- Can receive an employer-paid pension plan worth $84,000 per year on average for life
- Gets up to 40 days off per year
- And they have the option of 100% employer-paid health benefits/or low-cost health benefits
Despite the generous pay and benefits we provide our nurses, the California Nurses Union demands new benefits that will increase the cost of health care for our patients—including double-digit wage increases and free health care for life. These demands would increase costs at our hospitals by tens of millions of dollars.
We remain committed to bringing closure to these contracts for our valued nurses, while also doing our part to make health care more affordable for our patients.
Sutter Health Hospitals Pledge Continued Quality Care During Strike
The California Nurses Union today gave a 10-day notice of their intent to strike at Sutter Health hospitals with open labor contracts. The union strike begins May 1. This is the third strike the union has called against Sutter Health hospitals in the last seven months. This same union has called more than 100 strikes against California hospitals in the past four years.
“Sutter hospitals are committed to providing our nurses with competitive pay, high-quality benefits and a rewarding work environment,” said Sutter Health spokesperson Bill Gleeson.
Here are some facts:
- $136,000 — the average annual pay for a full-time RN at a Sutter Health hospital with an open CNA contract
- $105,000 — the average annual pay for RNs who choose to work part-time
- Most nurses have the option of choosing a health plan with zero-monthly premiums for themselves and their dependents
- $84,000 a year for life — what a 55 year old nurse who retires after 22 years of service will earn
- All nurses receive a form of employer-paid retiree health care benefits. Most receive a spending account valued up to $35,000 to help cover the cost of premiums, medications, etc.
- Nurses receive up to 40 paid days off a year to use for vacation, sick time and other personal uses.

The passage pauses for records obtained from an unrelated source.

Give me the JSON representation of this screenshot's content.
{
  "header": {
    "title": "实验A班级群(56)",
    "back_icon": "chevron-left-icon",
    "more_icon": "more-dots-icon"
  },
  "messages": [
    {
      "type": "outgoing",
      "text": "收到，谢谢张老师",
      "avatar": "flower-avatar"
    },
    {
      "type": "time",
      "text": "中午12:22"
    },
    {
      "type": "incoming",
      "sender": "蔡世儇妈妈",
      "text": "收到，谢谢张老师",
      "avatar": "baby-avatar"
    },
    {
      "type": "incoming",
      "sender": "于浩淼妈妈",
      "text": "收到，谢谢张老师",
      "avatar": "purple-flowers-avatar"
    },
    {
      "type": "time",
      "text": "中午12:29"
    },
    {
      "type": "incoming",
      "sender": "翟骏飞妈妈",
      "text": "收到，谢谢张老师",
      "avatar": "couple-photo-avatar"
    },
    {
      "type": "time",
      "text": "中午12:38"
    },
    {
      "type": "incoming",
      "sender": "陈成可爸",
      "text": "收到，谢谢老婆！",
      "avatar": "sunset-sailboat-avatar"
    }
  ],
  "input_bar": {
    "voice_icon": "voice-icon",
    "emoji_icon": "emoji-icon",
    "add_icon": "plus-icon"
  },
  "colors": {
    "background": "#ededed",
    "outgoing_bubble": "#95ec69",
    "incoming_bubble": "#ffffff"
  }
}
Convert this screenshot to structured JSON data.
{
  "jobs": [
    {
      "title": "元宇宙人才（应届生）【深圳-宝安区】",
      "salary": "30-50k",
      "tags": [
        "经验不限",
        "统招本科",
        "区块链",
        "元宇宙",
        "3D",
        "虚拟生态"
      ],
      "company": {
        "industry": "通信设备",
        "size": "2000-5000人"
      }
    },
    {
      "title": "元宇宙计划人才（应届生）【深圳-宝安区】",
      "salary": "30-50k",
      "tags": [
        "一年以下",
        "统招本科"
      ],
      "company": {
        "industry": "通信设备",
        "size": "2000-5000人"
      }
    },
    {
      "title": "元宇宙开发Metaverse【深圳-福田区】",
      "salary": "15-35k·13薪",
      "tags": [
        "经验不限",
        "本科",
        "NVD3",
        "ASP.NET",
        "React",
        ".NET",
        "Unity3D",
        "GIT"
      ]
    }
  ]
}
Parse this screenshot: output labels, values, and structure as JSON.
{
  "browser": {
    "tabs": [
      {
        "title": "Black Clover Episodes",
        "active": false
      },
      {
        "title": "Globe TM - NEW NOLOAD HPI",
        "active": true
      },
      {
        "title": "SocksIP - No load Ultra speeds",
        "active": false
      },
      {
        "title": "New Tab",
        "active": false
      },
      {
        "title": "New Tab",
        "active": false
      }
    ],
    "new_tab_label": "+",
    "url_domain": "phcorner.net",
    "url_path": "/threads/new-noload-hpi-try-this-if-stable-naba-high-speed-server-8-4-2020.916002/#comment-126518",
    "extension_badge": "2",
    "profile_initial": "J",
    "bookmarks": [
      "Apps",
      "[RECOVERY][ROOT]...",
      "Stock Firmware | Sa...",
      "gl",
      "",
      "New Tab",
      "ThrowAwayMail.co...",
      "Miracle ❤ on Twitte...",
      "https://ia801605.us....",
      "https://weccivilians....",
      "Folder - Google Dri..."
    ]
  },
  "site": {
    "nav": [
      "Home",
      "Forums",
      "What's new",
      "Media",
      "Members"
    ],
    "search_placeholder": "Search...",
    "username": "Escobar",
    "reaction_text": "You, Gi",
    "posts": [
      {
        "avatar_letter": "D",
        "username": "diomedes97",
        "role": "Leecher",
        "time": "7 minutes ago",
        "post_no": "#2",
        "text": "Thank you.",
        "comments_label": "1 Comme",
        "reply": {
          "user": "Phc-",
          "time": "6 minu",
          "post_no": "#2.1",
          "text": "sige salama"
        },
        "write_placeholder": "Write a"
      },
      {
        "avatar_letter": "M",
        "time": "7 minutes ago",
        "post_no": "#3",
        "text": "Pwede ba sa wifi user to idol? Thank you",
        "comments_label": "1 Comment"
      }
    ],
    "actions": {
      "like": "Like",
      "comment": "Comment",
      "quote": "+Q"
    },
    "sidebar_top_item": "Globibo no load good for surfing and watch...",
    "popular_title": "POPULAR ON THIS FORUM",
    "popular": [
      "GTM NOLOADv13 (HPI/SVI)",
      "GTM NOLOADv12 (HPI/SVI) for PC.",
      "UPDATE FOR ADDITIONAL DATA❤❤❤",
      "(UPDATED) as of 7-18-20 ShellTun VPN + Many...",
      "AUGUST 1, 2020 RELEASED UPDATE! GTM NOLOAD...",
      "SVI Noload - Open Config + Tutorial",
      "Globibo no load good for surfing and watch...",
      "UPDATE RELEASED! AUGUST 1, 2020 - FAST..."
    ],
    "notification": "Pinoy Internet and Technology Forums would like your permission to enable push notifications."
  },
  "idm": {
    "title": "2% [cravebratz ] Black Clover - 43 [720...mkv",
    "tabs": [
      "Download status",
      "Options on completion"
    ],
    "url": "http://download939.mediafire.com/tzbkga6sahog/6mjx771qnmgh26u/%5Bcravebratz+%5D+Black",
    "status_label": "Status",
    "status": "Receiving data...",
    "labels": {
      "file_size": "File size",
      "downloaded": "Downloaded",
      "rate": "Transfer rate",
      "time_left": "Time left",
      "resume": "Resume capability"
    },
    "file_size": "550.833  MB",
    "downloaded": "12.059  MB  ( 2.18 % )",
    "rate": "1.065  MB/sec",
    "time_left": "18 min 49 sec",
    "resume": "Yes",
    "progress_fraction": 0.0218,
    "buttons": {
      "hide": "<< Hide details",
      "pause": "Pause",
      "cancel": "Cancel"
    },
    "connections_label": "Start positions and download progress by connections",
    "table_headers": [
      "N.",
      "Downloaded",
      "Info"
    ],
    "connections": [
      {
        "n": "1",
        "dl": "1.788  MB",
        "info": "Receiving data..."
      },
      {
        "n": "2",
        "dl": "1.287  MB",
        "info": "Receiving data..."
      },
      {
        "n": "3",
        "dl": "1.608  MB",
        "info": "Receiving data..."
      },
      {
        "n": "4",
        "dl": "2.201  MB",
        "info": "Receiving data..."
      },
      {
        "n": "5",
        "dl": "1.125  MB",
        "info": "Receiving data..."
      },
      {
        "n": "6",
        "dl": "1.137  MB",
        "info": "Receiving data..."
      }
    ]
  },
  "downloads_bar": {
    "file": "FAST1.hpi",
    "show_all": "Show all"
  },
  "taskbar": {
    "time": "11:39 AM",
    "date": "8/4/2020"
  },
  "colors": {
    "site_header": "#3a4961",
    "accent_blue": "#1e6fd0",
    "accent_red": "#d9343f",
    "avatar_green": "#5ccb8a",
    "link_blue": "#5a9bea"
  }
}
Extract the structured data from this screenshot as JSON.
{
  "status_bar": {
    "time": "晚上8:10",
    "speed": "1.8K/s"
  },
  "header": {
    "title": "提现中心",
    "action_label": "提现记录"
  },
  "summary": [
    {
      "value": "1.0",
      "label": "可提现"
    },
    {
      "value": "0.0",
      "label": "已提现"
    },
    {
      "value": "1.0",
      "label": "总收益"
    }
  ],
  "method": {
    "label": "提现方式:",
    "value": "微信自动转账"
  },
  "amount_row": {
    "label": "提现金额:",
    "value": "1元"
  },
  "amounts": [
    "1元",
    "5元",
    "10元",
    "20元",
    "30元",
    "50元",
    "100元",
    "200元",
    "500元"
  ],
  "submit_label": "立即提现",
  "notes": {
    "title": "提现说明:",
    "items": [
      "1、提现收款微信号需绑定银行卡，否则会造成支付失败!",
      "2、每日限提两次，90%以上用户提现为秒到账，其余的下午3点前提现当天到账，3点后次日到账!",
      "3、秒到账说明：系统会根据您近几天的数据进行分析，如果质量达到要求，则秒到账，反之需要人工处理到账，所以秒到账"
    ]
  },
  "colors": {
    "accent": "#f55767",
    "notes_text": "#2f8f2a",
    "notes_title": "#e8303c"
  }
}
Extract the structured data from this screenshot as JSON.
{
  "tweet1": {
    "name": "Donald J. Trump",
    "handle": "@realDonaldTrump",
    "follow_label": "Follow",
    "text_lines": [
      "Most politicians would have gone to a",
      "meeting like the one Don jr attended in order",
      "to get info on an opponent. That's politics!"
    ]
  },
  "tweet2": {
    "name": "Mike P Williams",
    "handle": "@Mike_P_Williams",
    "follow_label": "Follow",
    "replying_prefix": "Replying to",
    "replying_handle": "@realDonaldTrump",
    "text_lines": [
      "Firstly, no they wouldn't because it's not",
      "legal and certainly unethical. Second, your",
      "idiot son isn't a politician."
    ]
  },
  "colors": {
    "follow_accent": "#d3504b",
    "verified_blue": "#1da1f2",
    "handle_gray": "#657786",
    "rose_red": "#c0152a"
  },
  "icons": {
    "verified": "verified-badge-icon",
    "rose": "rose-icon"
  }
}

Union Rejects Virtually Every Proposal Intended To Make Care More Affordable For Patients
Sutter Health hospitals have proposed modest contract changes to make our high quality services more affordable for our patients.
“The union has rejected virtually every proposal intended to make care more affordable for our patients,” said Gleeson. “Instead, union leaders have made many costly demands, including double-digit wage increases and free retiree health care for life, that would increase costs at our hospitals by tens of millions of dollars.”
Nurse Union Publicly States Its Goal Is To Call Repeated Strikes and Make It More Difficult & Costly For Sutter to Hire Replacement RNs
In a previously circulated public communications, CNA says its goal is to “make it more difficult and expensive for Sutter Health to recruit scab RNs on short notice….”
“It is disturbing to hear the union state that it is deliberately trying to make it more difficult and expensive for hospitals to hire qualified replacement RNs to meet the needs of our patients during a strike,” said Gleeson. “Our patients shouldn’t be used as pawns. We will continue to do whatever it takes to preserve services and provide the quality of care our patients expect.”
Nurses at Sutter Medical Center of Santa Rosa (SMCSR) approved a new three year contract. The contract reflects SMCSR’s longstanding commitment to provide nurses with competitive wages commensurate with the local market, generous benefits and a respectful work environment—while also taking steps to make our services more affordable for patients.
It is always tough for patients and families to be in the hospital, but it’s especially difficult during the holidays. Unfortunately the California Nurses Union called for a strike that didn’t have to happen.
A nurse who works full-time at a Sutter Health hospital that has a contract with the California Nurses Union earns:
- An average of $136,000 per year
- An employer-paid pension plan worth $84,000 per year on average in retirement
- Up to 40 paid days off per year
- And most have an option of a 100% employer-paid health benefits package
Taking great care of patients starts with taking great care of nurses and employees. Our hospitals provide competitive pay and benefits, a respectful work environment and numerous opportunities for nurses to provide input into patient care decisions and advocate on behalf of patients.